My English class that year was taught by a new teacher, Mr. John Ogden. He had come from an all-boys boarding school in New England, which gave him a certain level of gravitas. More than 30 years later, I can still see Mr. Ogden standing in the classroom wearing his favorite seersucker suit, and I can still remember the stories of his four sons, all grown by that time. In that class, we read and wrote and read and wrote, and yes, I improved my writing skills over time. He gave us a formula for writing essays and helped us all believe that we could become stronger writers. Eventually, I took AP English and scored high enough to be exempted from English classes in college. In college, I found my way to the yearbook office my freshman year and never left, spending my senior year as the editor of what would become an award-winning yearbook.
I did major in math because I liked solving those problems, but now I solve new problems as a mass communications professor.
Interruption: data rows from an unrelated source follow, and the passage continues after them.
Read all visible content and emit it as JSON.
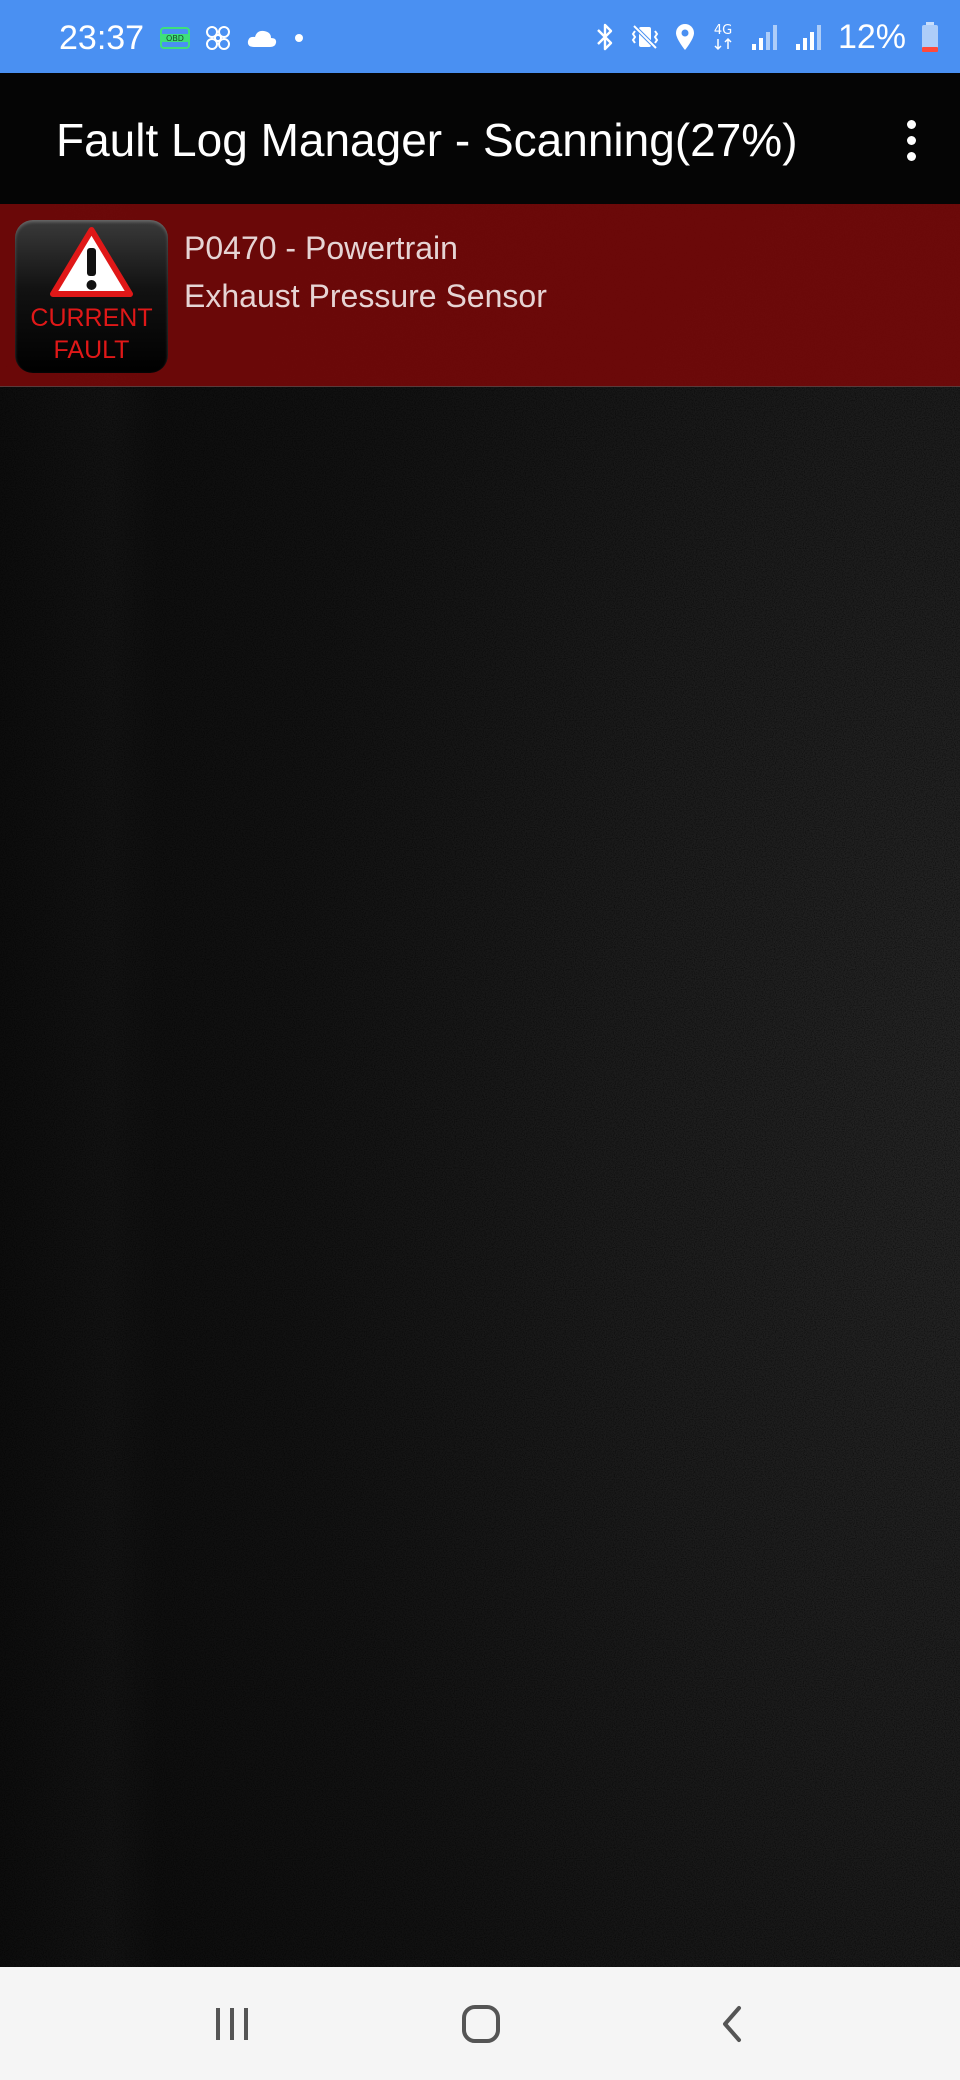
{
  "status_bar": {
    "time": "23:37",
    "battery_percent": "12%",
    "network_label": "4G",
    "obd_label": "OBD",
    "left_icons": [
      "obd-icon",
      "fan-icon",
      "cloud-icon",
      "dot-icon"
    ],
    "right_icons": [
      "bluetooth-icon",
      "vibrate-mute-icon",
      "location-icon",
      "4g-icon",
      "signal-icon",
      "signal-icon",
      "battery-icon"
    ],
    "background_color": "#4a90f2"
  },
  "app_bar": {
    "title": "Fault Log Manager - Scanning(27%)",
    "menu_icon": "more-vert-icon"
  },
  "faults": [
    {
      "badge_line1": "CURRENT",
      "badge_line2": "FAULT",
      "badge_icon": "warning-triangle-icon",
      "title": "P0470 - Powertrain",
      "description": "Exhaust Pressure Sensor",
      "row_color": "#780808"
    }
  ],
  "nav_bar": {
    "buttons": [
      "recent-apps-icon",
      "home-icon",
      "back-icon"
    ]
  }
}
I have advanced degrees in mass communication, and I’m now the author of two books on the topic of social media. Because of my position and research area, I speak to groups and the media quite frequently.
Sometime around 2002, I found Mr. Ogden’s email address and reached out to him. He sent me a copy of his poetry book called “Bookcase Quilt Poems” along with a note. The note says, “I say again how proud I am of your accomplishments. That you are a teacher especially pleases me and I know you are an excellent one because of your dedication, hard work, and intelligence.”
But as a teacher today, it’s the inscription inside the book that really touches my heart. Here he says, “Thank you for remembering.” How could I ever forget?